Corrosion is one of the leading causes of TPMS replacement. In this Tire Review Continental Tire Garage Studio video, we get into why it happens and how you can help your customers avoid it.
TPMS corrosion can happen for a variety of reasons. It’s caused by a chemical reaction that takes place when certain metals are exposed to moisture, salt, dirt and certain climates, which causes the metal surface to change shape. This results in the valve surface becoming rough and misshapen, making an airtight seal impossible. When this happens, slow air leaks occur, triggering the TPMS light.
If you have broken parts during service or if a part becomes broken, this could also lead to TPMS valve corrosion.
So how can corrosion be avoided? Well, it can’t be completely… After all, we’re talking about metal exposed to outdoor elements, here. But, preventative maintenance and education are key to its longevity.
First, ALWAYS change the service kit each time the tire is removed from the wheel. This should be a standard operating procedure at your tire shop. Service kits are relatively cheap and putting on a fresh one each time can prevent corrosion.
Next, don’t mix certain metals. Mixing different service parts with different metals can cause corrosion. For example, brass and aluminum will cause a chemical reaction when exposed to air and humidity. Rubber stems use brass valve cores, while aluminum stems use nickel-plated valve cores. Sure, it’s easy to throw any valve core into a stem, but that could lead to trouble down the line.
Lastly, consider your options. For example, rubber stems don’t have the same reactive properties as metal stems and can hold up to harsh environments a bit better.
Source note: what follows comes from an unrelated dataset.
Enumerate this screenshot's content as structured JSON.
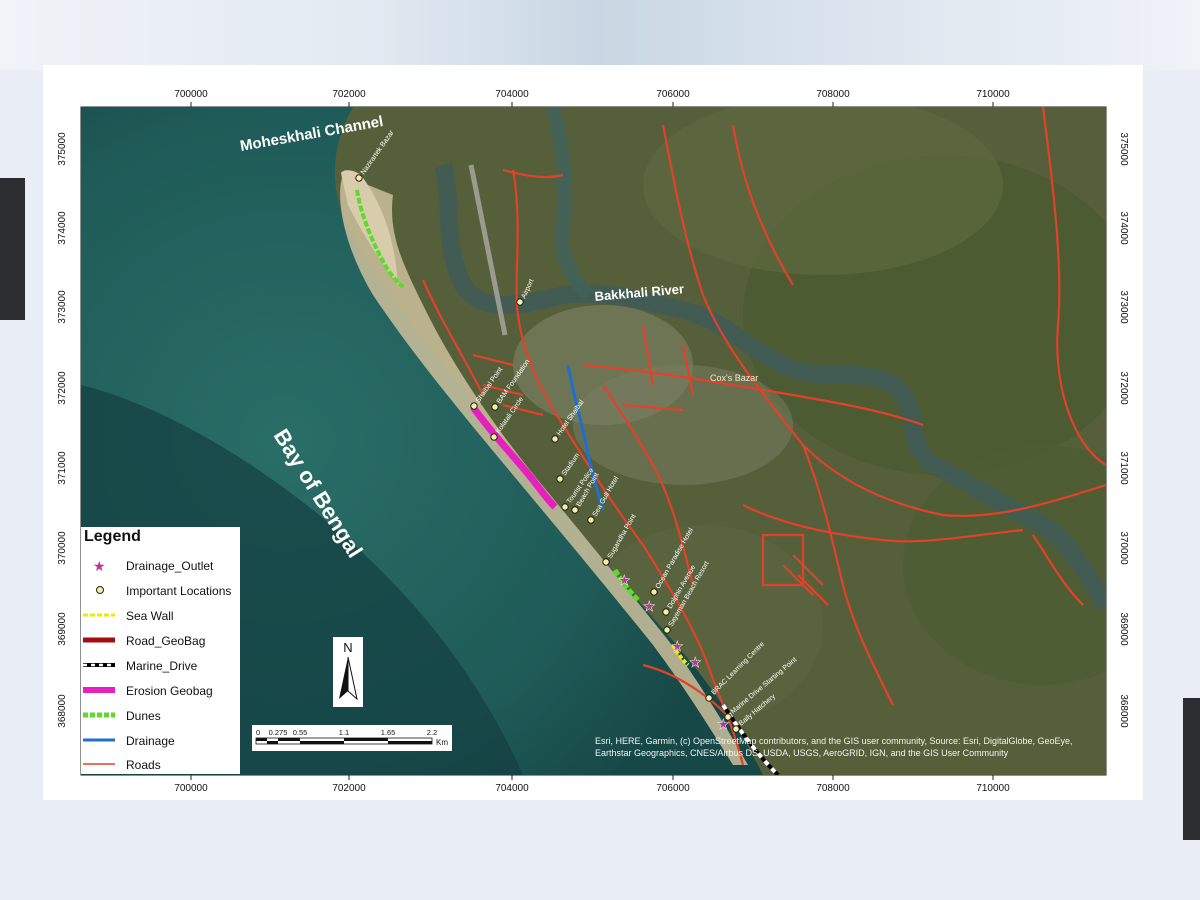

However, Not all sensors are compatible with rubber stems, so check to see if the one you’re using is.